caused by a medical practitioner specializing in gynaecology or other registered practitioner in a government hospital or registered private hospital or clinic” when the pregnancy is the result of rape, defilement of a female idiot or incest; when continuation of the pregnancy would involve risk to the life of the pregnant woman or injury to her physical or mental health; or where there is substantial risk that if the pregnancy were carried to term the child would suffer from or later develop a serious physical abnormality or disease."

If one can ignore the language around ‘a female idiot’, one can infer that Ghana’s law on abortions is progressive. Additionally, there is enough scope within the language in which Ghana’s law on abortion has been couched to allow virtually all women in Ghana to access abortion care if required. Injury to a woman’s physical or mental health is broad enough to include circumstances such as pregnancy induced depression, and being unable to bear the financial responsibility of caring for a child. In spite of a relatively progressive act on abortions, the general misunderstanding in Ghana is that abortions are ‘illegal’ which has led to the cloud of stigma around women who seek abortions. Doctors known to offer abortions are also stigmatised. In an interview with Dr Jehu Appiah, Head of IPAS in Ghana he said,

Even doctors and midwives who have been trained to carry out the abortion procedure are stigmatised. If a doctor who carries out abortions builds a house for e.g. people point fingers and say that is an ‘abortion house’, it’s the money you’ve made from carrying out abortions that has enabled you to build the house.”

Ghana’s maternal mortality rates are estimated at 450 per 100,000 life births. Unsafe abortions account for 21% of maternal deaths and are the leading cause of Ghana’s astronomical maternal mortality rates. These maternal mortality rates will not reduce as long as shame and stigma around abortions continue. Women will continue to die at the hands of the Drahs and Gosnells of this world who take advantage of women’s desperation and rape, maim and kill those who turn to them for help. On the other hand, data on safe abortions show that whilst abortions are safer in countries where the service is legal, and easily accessed, countries with liberal abortion laws also have lower abortion rates than countries with restrictive abortion laws.

The case of Drah and Gosnell should be a rallying call for safe abortions to be a part of every country’s comprehensive family planning service. Abortions should be free and accessible in Ghana via the National Health Insurance Scheme, and in the United States and other countries around the world as part of standard medical insurance, and national health schemes. People need to realize that high maternal rates, escalating levels of unsafe abortions, and cases like that of Drah and Gosnell, are what occurs when health systems fail to provide comprehensive family planning care, including abortion care, to women.

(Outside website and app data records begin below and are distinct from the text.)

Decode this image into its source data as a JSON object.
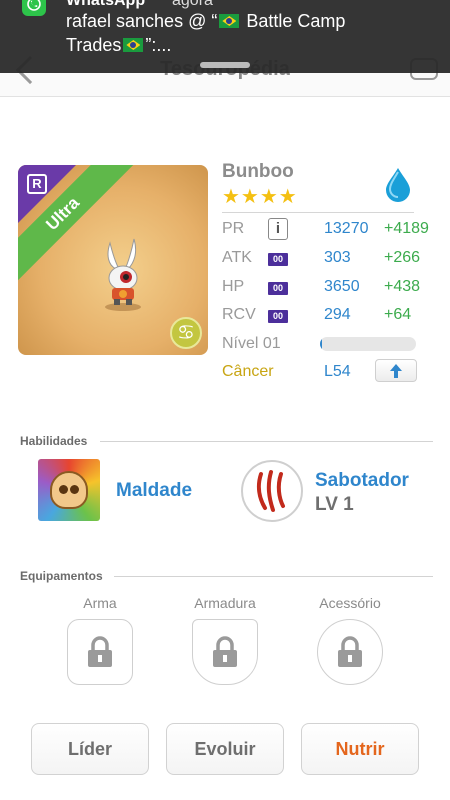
{
  "notification": {
    "app": "WhatsApp",
    "time": "agora",
    "line1_prefix": "rafael sanches @ “",
    "line1_suffix": " Battle Camp",
    "line2_prefix": "Trades",
    "line2_suffix": "”:..."
  },
  "header": {
    "title": "Tesouropédia"
  },
  "monster": {
    "name": "Bunboo",
    "stars": "★★★★",
    "rarity": "Ultra",
    "rarity_badge": "R",
    "element_icon": "water-drop-icon",
    "zodiac_symbol": "♋",
    "stats": [
      {
        "label": "PR",
        "value": "13270",
        "bonus": "+4189"
      },
      {
        "label": "ATK",
        "badge": "00",
        "value": "303",
        "bonus": "+266"
      },
      {
        "label": "HP",
        "badge": "00",
        "value": "3650",
        "bonus": "+438"
      },
      {
        "label": "RCV",
        "badge": "00",
        "value": "294",
        "bonus": "+64"
      }
    ],
    "level_label": "Nível 01",
    "level_progress": 0.02,
    "sign_label": "Câncer",
    "level_cap": "L54"
  },
  "abilities": {
    "title": "Habilidades",
    "skill1": {
      "name": "Maldade"
    },
    "skill2": {
      "name": "Sabotador",
      "level": "LV 1"
    }
  },
  "equipment": {
    "title": "Equipamentos",
    "slots": [
      {
        "label": "Arma"
      },
      {
        "label": "Armadura"
      },
      {
        "label": "Acessório"
      }
    ]
  },
  "actions": {
    "leader": "Líder",
    "evolve": "Evoluir",
    "feed": "Nutrir"
  },
  "colors": {
    "accent_blue": "#2f86cc",
    "bonus_green": "#3cab4d",
    "feed_orange": "#e4661d",
    "star_gold": "#f4c012"
  }
}
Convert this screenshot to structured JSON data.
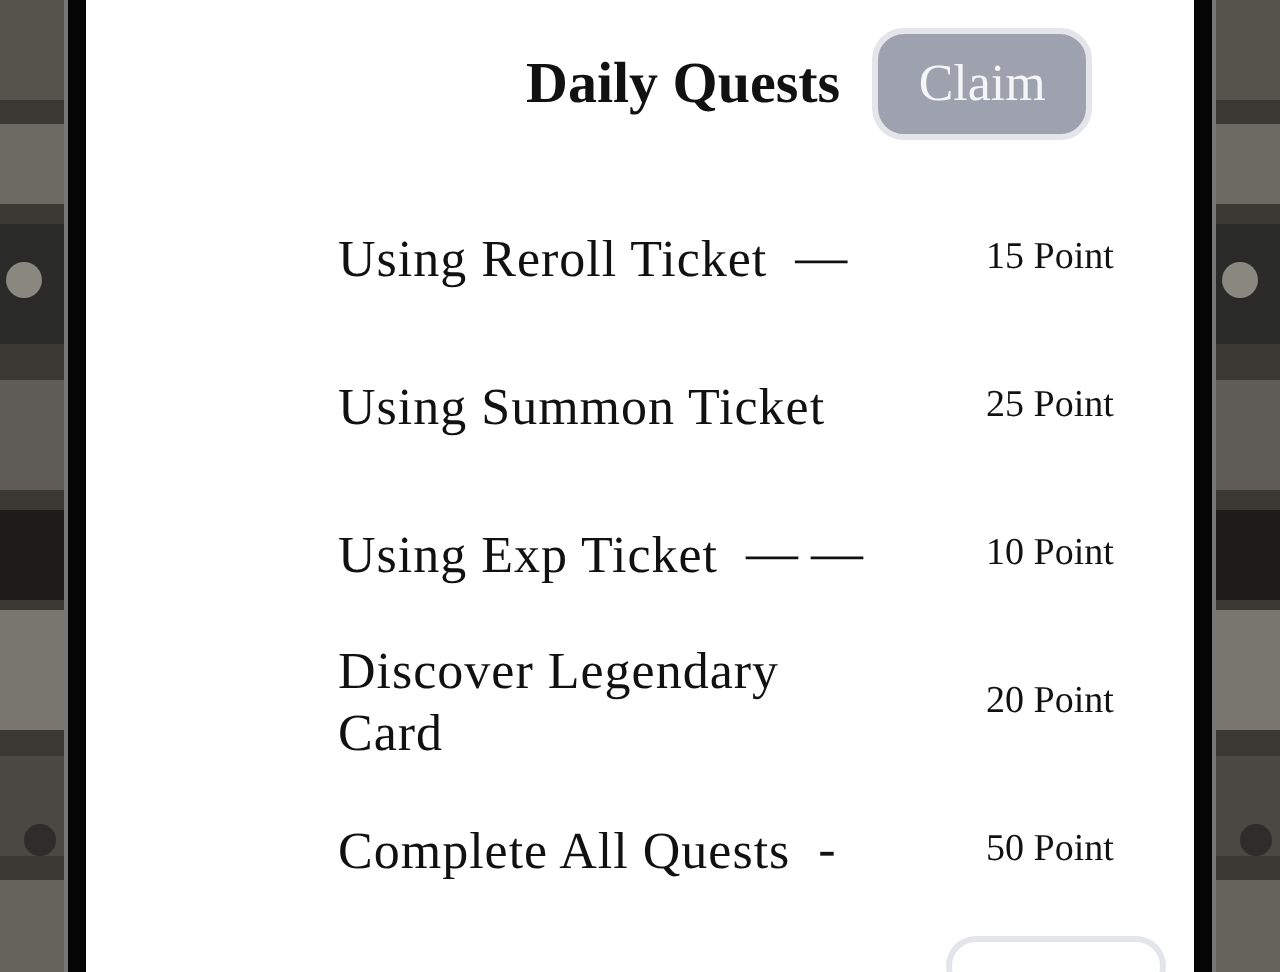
{
  "title": "Daily Quests",
  "claim_button": {
    "label": "Claim",
    "disabled": true
  },
  "quests": [
    {
      "label": "Using Reroll Ticket",
      "separator": "—",
      "reward": "15 Point"
    },
    {
      "label": "Using Summon Ticket",
      "reward": "25 Point"
    },
    {
      "label": "Using Exp Ticket",
      "separator": "— —",
      "reward": "10 Point"
    },
    {
      "label": "Discover Legendary Card",
      "reward": "20 Point"
    },
    {
      "label": "Complete All Quests",
      "separator": "-",
      "reward": "50 Point"
    }
  ]
}
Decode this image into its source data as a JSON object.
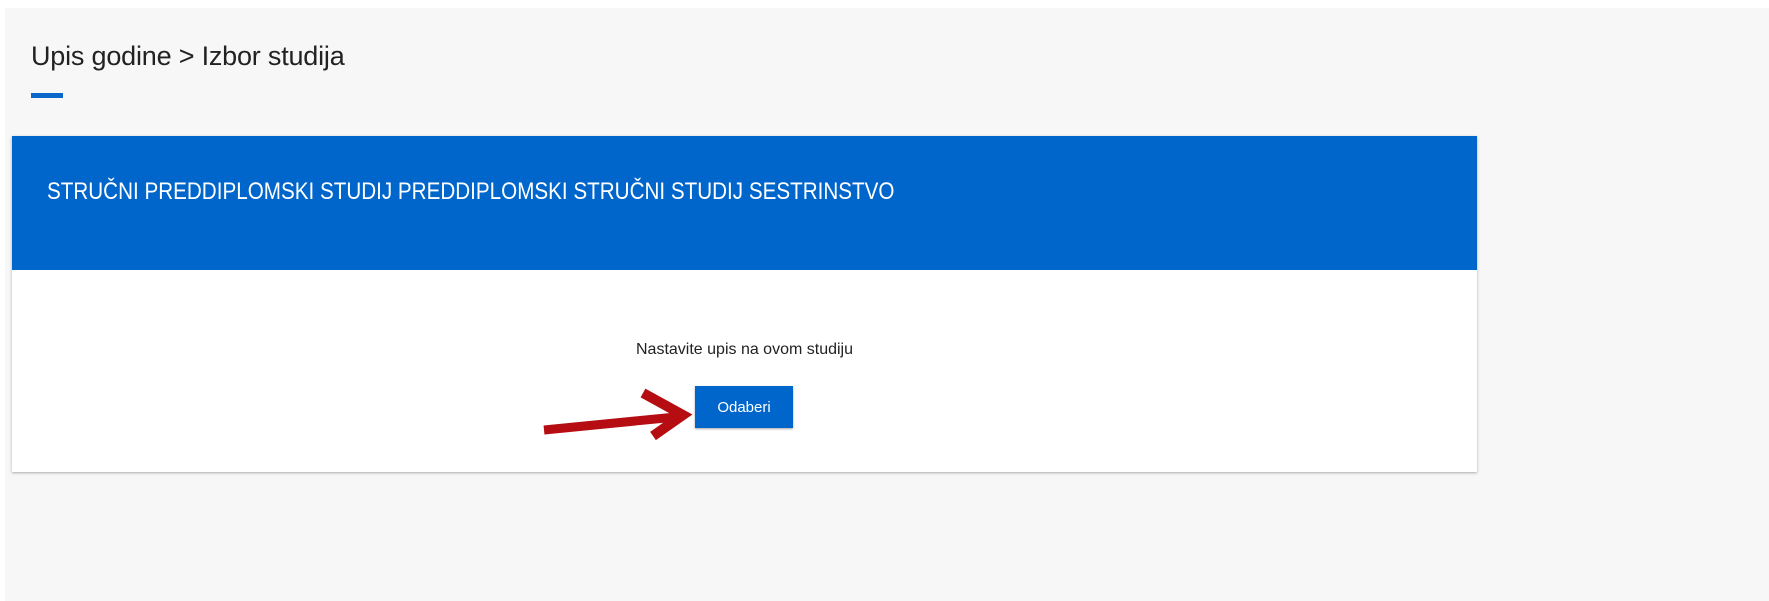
{
  "page": {
    "title": "Upis godine > Izbor studija"
  },
  "study_card": {
    "title": "STRUČNI PREDDIPLOMSKI STUDIJ PREDDIPLOMSKI STRUČNI STUDIJ SESTRINSTVO",
    "continue_text": "Nastavite upis na ovom studiju",
    "select_button_label": "Odaberi"
  },
  "annotation": {
    "icon": "arrow-right-icon",
    "color": "#b50d12"
  },
  "colors": {
    "accent": "#0066cc",
    "background": "#f7f7f7",
    "card": "#ffffff"
  }
}
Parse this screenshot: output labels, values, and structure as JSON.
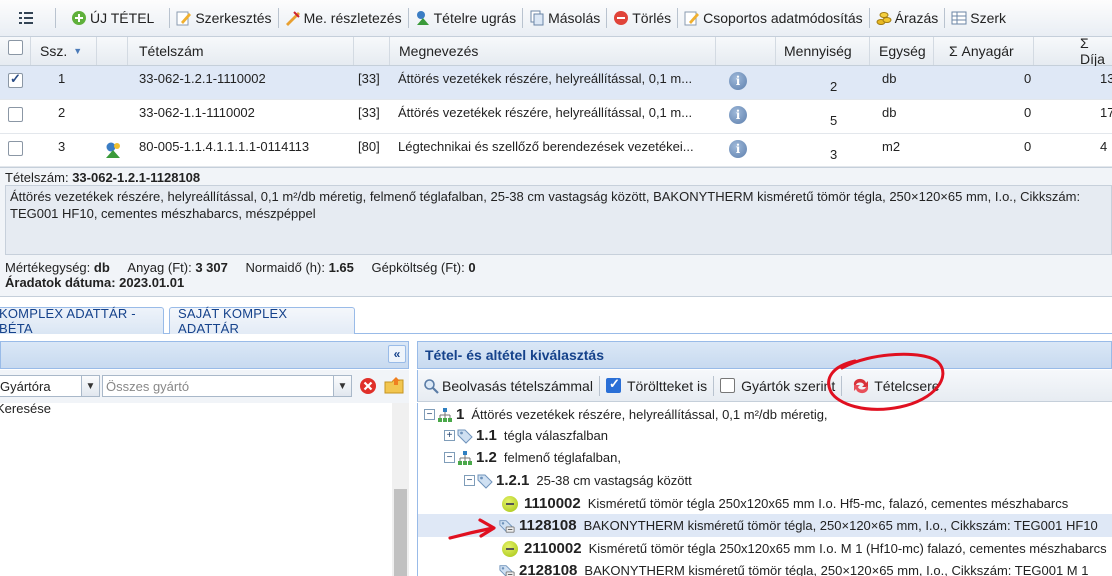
{
  "toolbar": {
    "items": [
      {
        "label": "ÚJ TÉTEL",
        "icon": "plus-circle-icon"
      },
      {
        "label": "Szerkesztés",
        "icon": "edit-icon"
      },
      {
        "label": "Me. részletezés",
        "icon": "ruler-icon"
      },
      {
        "label": "Tételre ugrás",
        "icon": "jump-icon"
      },
      {
        "label": "Másolás",
        "icon": "copy-icon"
      },
      {
        "label": "Törlés",
        "icon": "delete-icon"
      },
      {
        "label": "Csoportos adatmódosítás",
        "icon": "bulk-edit-icon"
      },
      {
        "label": "Árazás",
        "icon": "coins-icon"
      },
      {
        "label": "Szerk",
        "icon": "table-edit-icon"
      }
    ]
  },
  "grid": {
    "columns": {
      "ssz": "Ssz.",
      "tetelszam": "Tételszám",
      "megnevezes": "Megnevezés",
      "mennyiseg": "Mennyiség",
      "egyseg": "Egység",
      "anyagar": "Σ Anyagár",
      "dij": "Σ Díja"
    },
    "rows": [
      {
        "ssz": "1",
        "tetelszam": "33-062-1.2.1-1110002",
        "ref": "[33]",
        "megnevezes": "Áttörés vezetékek részére, helyreállítással, 0,1 m...",
        "mennyiseg": "2",
        "egyseg": "db",
        "anyagar": "0",
        "dij": "13",
        "checked": true
      },
      {
        "ssz": "2",
        "tetelszam": "33-062-1.1-1110002",
        "ref": "[33]",
        "megnevezes": "Áttörés vezetékek részére, helyreállítással, 0,1 m...",
        "mennyiseg": "5",
        "egyseg": "db",
        "anyagar": "0",
        "dij": "17",
        "checked": false
      },
      {
        "ssz": "3",
        "tetelszam": "80-005-1.1.4.1.1.1.1-0114113",
        "ref": "[80]",
        "megnevezes": "Légtechnikai és szellőző berendezések vezetékei...",
        "mennyiseg": "3",
        "egyseg": "m2",
        "anyagar": "0",
        "dij": "4",
        "checked": false
      }
    ]
  },
  "detail": {
    "tetelszam_label": "Tételszám:",
    "tetelszam_value": "33-062-1.2.1-1128108",
    "description": "Áttörés vezetékek részére, helyreállítással, 0,1 m²/db méretig, felmenő téglafalban, 25-38 cm vastagság között, BAKONYTHERM kisméretű tömör tégla, 250×120×65 mm, I.o., Cikkszám: TEG001 HF10, cementes mészhabarcs, mészpéppel",
    "me_label": "Mértékegység:",
    "me_value": "db",
    "anyag_label": "Anyag (Ft):",
    "anyag_value": "3 307",
    "normaido_label": "Normaidő (h):",
    "normaido_value": "1.65",
    "gep_label": "Gépköltség (Ft):",
    "gep_value": "0",
    "datum_label": "Áradatok dátuma:",
    "datum_value": "2023.01.01"
  },
  "tabs": [
    {
      "label": "KOMPLEX ADATTÁR - BÉTA"
    },
    {
      "label": "SAJÁT KOMPLEX ADATTÁR"
    }
  ],
  "left_panel": {
    "combo1_value": "Gyártóra",
    "combo2_placeholder": "Összes gyártó",
    "body_text": "Keresése"
  },
  "right_panel": {
    "title": "Tétel- és altétel kiválasztás",
    "tools": {
      "scan_label": "Beolvasás tételszámmal",
      "deleted_label": "Töröltteket is",
      "deleted_checked": true,
      "manufacturer_label": "Gyártók szerint",
      "manufacturer_checked": false,
      "replace_label": "Tételcsere"
    },
    "tree": [
      {
        "level": 0,
        "code": "1",
        "text": "Áttörés vezetékek részére, helyreállítással, 0,1 m²/db méretig,",
        "expander": "minus",
        "icon": "hierarchy-icon"
      },
      {
        "level": 1,
        "code": "1.1",
        "text": "tégla válaszfalban",
        "expander": "plus",
        "icon": "tag-icon"
      },
      {
        "level": 1,
        "code": "1.2",
        "text": "felmenő téglafalban,",
        "expander": "minus",
        "icon": "hierarchy-icon"
      },
      {
        "level": 2,
        "code": "1.2.1",
        "text": "25-38 cm vastagság között",
        "expander": "minus",
        "icon": "tag-icon"
      },
      {
        "level": 3,
        "code": "1110002",
        "text": "Kisméretű tömör tégla 250x120x65 mm I.o. Hf5-mc, falazó, cementes mészhabarcs",
        "icon": "status-dot-icon"
      },
      {
        "level": 3,
        "code": "1128108",
        "text": "BAKONYTHERM kisméretű tömör tégla, 250×120×65 mm, I.o., Cikkszám: TEG001 HF10",
        "icon": "linked-tag-icon",
        "highlight": true
      },
      {
        "level": 3,
        "code": "2110002",
        "text": "Kisméretű tömör tégla 250x120x65 mm I.o. M 1 (Hf10-mc) falazó, cementes mészhabarcs",
        "icon": "status-dot-icon"
      },
      {
        "level": 3,
        "code": "2128108",
        "text": "BAKONYTHERM kisméretű tömör tégla, 250×120×65 mm, I.o., Cikkszám: TEG001 M 1",
        "icon": "linked-tag-icon"
      }
    ]
  },
  "annotation_color": "#e01020"
}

Get 50.50 emails Gender and social justice, in your inbox. Sign up to receive openDemocracy 50.50's monthly email newsletter.


We encourage anyone to comment, please consult the oD commenting guidelines if you have any questions.
Audio available Bookmark Check Language Close Comments Download Facebook Link Email Newsletter Newsletter Play Print Share Twitter Youtube Search Instagram WhatsApp yourData